• Exercise brief: Check each line of the listing below for the string "attribution", and copy the ones that have it.

*** Block opens ***

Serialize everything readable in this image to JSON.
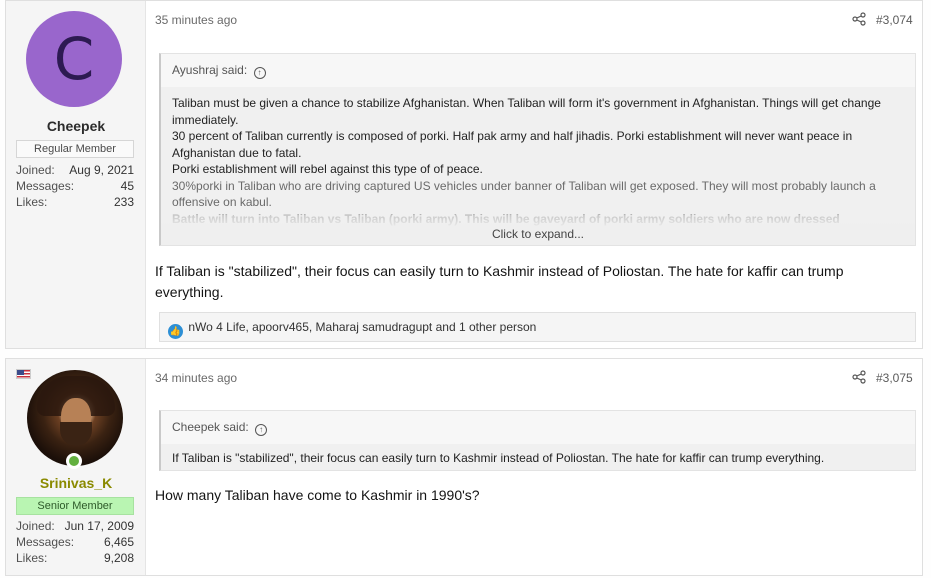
{
  "posts": [
    {
      "author": {
        "avatar_letter": "C",
        "avatar_color": "#9966cc",
        "username": "Cheepek",
        "title": "Regular Member",
        "joined_label": "Joined:",
        "joined": "Aug 9, 2021",
        "messages_label": "Messages:",
        "messages": "45",
        "likes_label": "Likes:",
        "likes": "233"
      },
      "time": "35 minutes ago",
      "post_number": "#3,074",
      "quote": {
        "attribution": "Ayushraj said:",
        "lines": [
          "Taliban must be given a chance to stabilize Afghanistan. When Taliban will form it's government in Afghanistan. Things will get change immediately.",
          "30 percent of Taliban currently is composed of porki. Half pak army and half jihadis. Porki establishment will never want peace in Afghanistan due to fatal.",
          "Porki establishment will rebel against this type of of peace.",
          "30%porki in Taliban who are driving captured US vehicles under banner of Taliban will get exposed. They will most probably launch a offensive on kabul.",
          "Battle will turn into Taliban vs Taliban (porki army). This will be gaveyard of porki army soldiers who are now dressed"
        ],
        "expand_label": "Click to expand..."
      },
      "message": "If Taliban is \"stabilized\", their focus can easily turn to Kashmir instead of Poliostan. The hate for kaffir can trump everything.",
      "reactions": "nWo 4 Life, apoorv465, Maharaj samudragupt and 1 other person"
    },
    {
      "author": {
        "username": "Srinivas_K",
        "username_color": "#8a8a00",
        "title": "Senior Member",
        "title_bg": "#b9f5b2",
        "joined_label": "Joined:",
        "joined": "Jun 17, 2009",
        "messages_label": "Messages:",
        "messages": "6,465",
        "likes_label": "Likes:",
        "likes": "9,208",
        "flag": "us-flag-icon"
      },
      "time": "34 minutes ago",
      "post_number": "#3,075",
      "quote": {
        "attribution": "Cheepek said:",
        "text": "If Taliban is \"stabilized\", their focus can easily turn to Kashmir instead of Poliostan. The hate for kaffir can trump everything."
      },
      "message": "How many Taliban have come to Kashmir in 1990's?"
    }
  ]
}
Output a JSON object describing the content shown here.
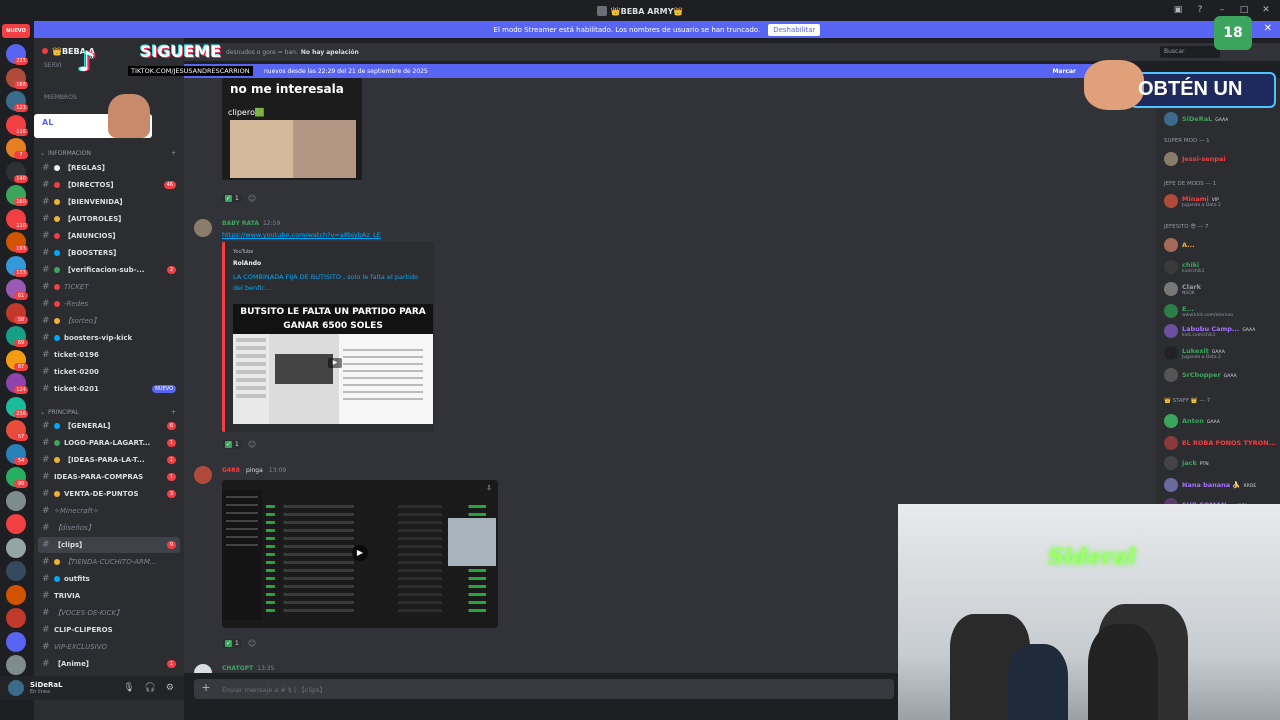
{
  "window": {
    "title": "👑BEBA ARMY👑"
  },
  "streamer_banner": {
    "text": "El modo Streamer está habilitado. Los nombres de usuario se han truncado.",
    "button": "Deshabilitar"
  },
  "rail": {
    "nuevo": "NUEVO",
    "badges": [
      "223",
      "168",
      "123",
      "116",
      "7",
      "140",
      "160",
      "110",
      "193",
      "133",
      "61",
      "58",
      "69",
      "87",
      "124",
      "236",
      "57",
      "54",
      "99"
    ]
  },
  "server": {
    "name": "👑BEBA A"
  },
  "sidebar": {
    "misc": [
      "SERVI",
      "MIEMBROS"
    ],
    "categories": {
      "info": "INFORMACION",
      "principal": "PRINCIPAL"
    },
    "channels": [
      {
        "label": "【REGLAS】",
        "badge": "",
        "dim": false,
        "color": "#f2f3f5"
      },
      {
        "label": "【DIRECTOS】",
        "badge": "46",
        "dim": false,
        "color": "#f23f43"
      },
      {
        "label": "【BIENVENIDA】",
        "badge": "",
        "dim": false,
        "color": "#f0b232"
      },
      {
        "label": "【AUTOROLES】",
        "badge": "",
        "dim": false,
        "color": "#f0b232"
      },
      {
        "label": "【ANUNCIOS】",
        "badge": "",
        "dim": false,
        "color": "#f23f43"
      },
      {
        "label": "【BOOSTERS】",
        "badge": "",
        "dim": false,
        "color": "#00a8fc"
      },
      {
        "label": "【verificacion-sub-...",
        "badge": "2",
        "dim": false,
        "color": "#3ba55d"
      },
      {
        "label": "TICKET",
        "badge": "",
        "dim": true,
        "color": "#f23f43"
      },
      {
        "label": "-Redes",
        "badge": "",
        "dim": true,
        "color": "#f23f43"
      },
      {
        "label": "【sorteo】",
        "badge": "",
        "dim": true,
        "color": "#f0b232"
      },
      {
        "label": "boosters-vip-kick",
        "badge": "",
        "dim": false,
        "color": "#00a8fc"
      },
      {
        "label": "ticket-0196",
        "badge": "",
        "dim": false,
        "color": ""
      },
      {
        "label": "ticket-0200",
        "badge": "",
        "dim": false,
        "color": ""
      },
      {
        "label": "ticket-0201",
        "badge": "NUEVO",
        "dim": false,
        "color": ""
      },
      {
        "label": "【GENERAL】",
        "badge": "6",
        "dim": false,
        "color": "#00a8fc"
      },
      {
        "label": "LOGO-PARA-LAGART...",
        "badge": "1",
        "dim": false,
        "color": "#3ba55d"
      },
      {
        "label": "【IDEAS-PARA-LA-T...",
        "badge": "1",
        "dim": false,
        "color": "#f0b232"
      },
      {
        "label": "IDEAS-PARA-COMPRAS",
        "badge": "1",
        "dim": false,
        "color": ""
      },
      {
        "label": "VENTA-DE-PUNTOS",
        "badge": "3",
        "dim": false,
        "color": "#f0b232"
      },
      {
        "label": "✧Minecraft✧",
        "badge": "",
        "dim": true,
        "color": ""
      },
      {
        "label": "【diseños】",
        "badge": "",
        "dim": true,
        "color": ""
      },
      {
        "label": "【clips】",
        "badge": "9",
        "dim": false,
        "color": ""
      },
      {
        "label": "【TIENDA-CUCHITO-ARM...",
        "badge": "",
        "dim": true,
        "color": "#f0b232"
      },
      {
        "label": "outfits",
        "badge": "",
        "dim": false,
        "color": "#00a8fc"
      },
      {
        "label": "TRIVIA",
        "badge": "",
        "dim": false,
        "color": ""
      },
      {
        "label": "【VOCES-DE-KICK】",
        "badge": "",
        "dim": true,
        "color": ""
      },
      {
        "label": "CLIP-CLIPEROS",
        "badge": "",
        "dim": false,
        "color": ""
      },
      {
        "label": "VIP-EXCLUSIVO",
        "badge": "",
        "dim": true,
        "color": ""
      },
      {
        "label": "【Anime】",
        "badge": "1",
        "dim": false,
        "color": ""
      }
    ]
  },
  "user": {
    "name": "SiDeRaL",
    "status": "En línea"
  },
  "header": {
    "rules": "desnudos o gore = ban.",
    "rules_bold": "No hay apelación",
    "search": "Buscar"
  },
  "newbar": {
    "text": "nuevos desde las 22:29 del 21 de septiembre de 2025",
    "mark": "Marcar"
  },
  "messages": {
    "img_caption": "no me interesala",
    "img_sub": "clipero🟩",
    "m1_author": "BABY RATA",
    "m1_time": "12:59",
    "m1_link": "https://www.youtube.com/watch?v=a8bjybAz_LE",
    "m1_provider": "YouTube",
    "m1_channel": "RolAndo",
    "m1_title": "LA COMBINADA FIJA DE BUTISITO , solo le falta el partido del benfic...",
    "m1_thumb": "BUTSITO LE FALTA UN PARTIDO PARA GANAR 6500 SOLES",
    "m2_author": "G4R8",
    "m2_tag": "pinga",
    "m2_time": "13:09",
    "m3_author": "CHATGPT",
    "m3_time": "13:35",
    "reaction_count": "1"
  },
  "composer": {
    "placeholder": "Enviar mensaje a # $ | 【clips】"
  },
  "members": {
    "cat_super": "SUPER MOD — 1",
    "cat_jefe": "JEFE DE MODS — 1",
    "cat_jefesito": "JEFESITO 😎 — 7",
    "cat_staff": "👑 STAFF 👑 — 7",
    "list": [
      {
        "name": "SiDeRaL",
        "sub": "",
        "tag": "GAAA",
        "color": "#3ba55d"
      },
      {
        "name": "Jessi-senpai",
        "sub": "",
        "tag": "",
        "color": "#f23f43"
      },
      {
        "name": "Minami",
        "sub": "Jugando a Dota 2",
        "tag": "VIP",
        "color": "#f23f43"
      },
      {
        "name": "A...",
        "sub": "",
        "tag": "",
        "color": "#f0b232"
      },
      {
        "name": "chiki",
        "sub": "kick/chik1",
        "tag": "",
        "color": "#3ba55d"
      },
      {
        "name": "Clark",
        "sub": "NSQK",
        "tag": "",
        "color": "#949ba4"
      },
      {
        "name": "E...",
        "sub": "www.kick.com/eternoo",
        "tag": "",
        "color": "#3ba55d"
      },
      {
        "name": "Labubu Camp...",
        "sub": "kick.com/chik1",
        "tag": "GAAA",
        "color": "#a970ff"
      },
      {
        "name": "Lukexit",
        "sub": "Jugando a Dota 2",
        "tag": "GAAA",
        "color": "#3ba55d"
      },
      {
        "name": "SrChopper",
        "sub": "",
        "tag": "GAAA",
        "color": "#3ba55d"
      },
      {
        "name": "Anton",
        "sub": "",
        "tag": "GAAA",
        "color": "#3ba55d"
      },
      {
        "name": "EL ROBA FONOS TYRON...",
        "sub": "",
        "tag": "",
        "color": "#f23f43"
      },
      {
        "name": "jack",
        "sub": "",
        "tag": "PTN",
        "color": "#3ba55d"
      },
      {
        "name": "Nana banana 🍌",
        "sub": "",
        "tag": "RROE",
        "color": "#a970ff"
      },
      {
        "name": "SUB COMAN...",
        "sub": "",
        "tag": "KICK",
        "color": "#a970ff"
      }
    ]
  },
  "overlay": {
    "tiktok_logo": "♪",
    "sigueme": "SIGUEME",
    "handle": "TIKTOK.COM/JESUSANDRESCARRION",
    "al": "AL",
    "obten": "OBTÉN UN",
    "age": "18",
    "neon": "Sideral"
  }
}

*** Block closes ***

• Exercise answer:
        "attribution": "Ayushraj said:",
        "attribution": "Cheepek said:",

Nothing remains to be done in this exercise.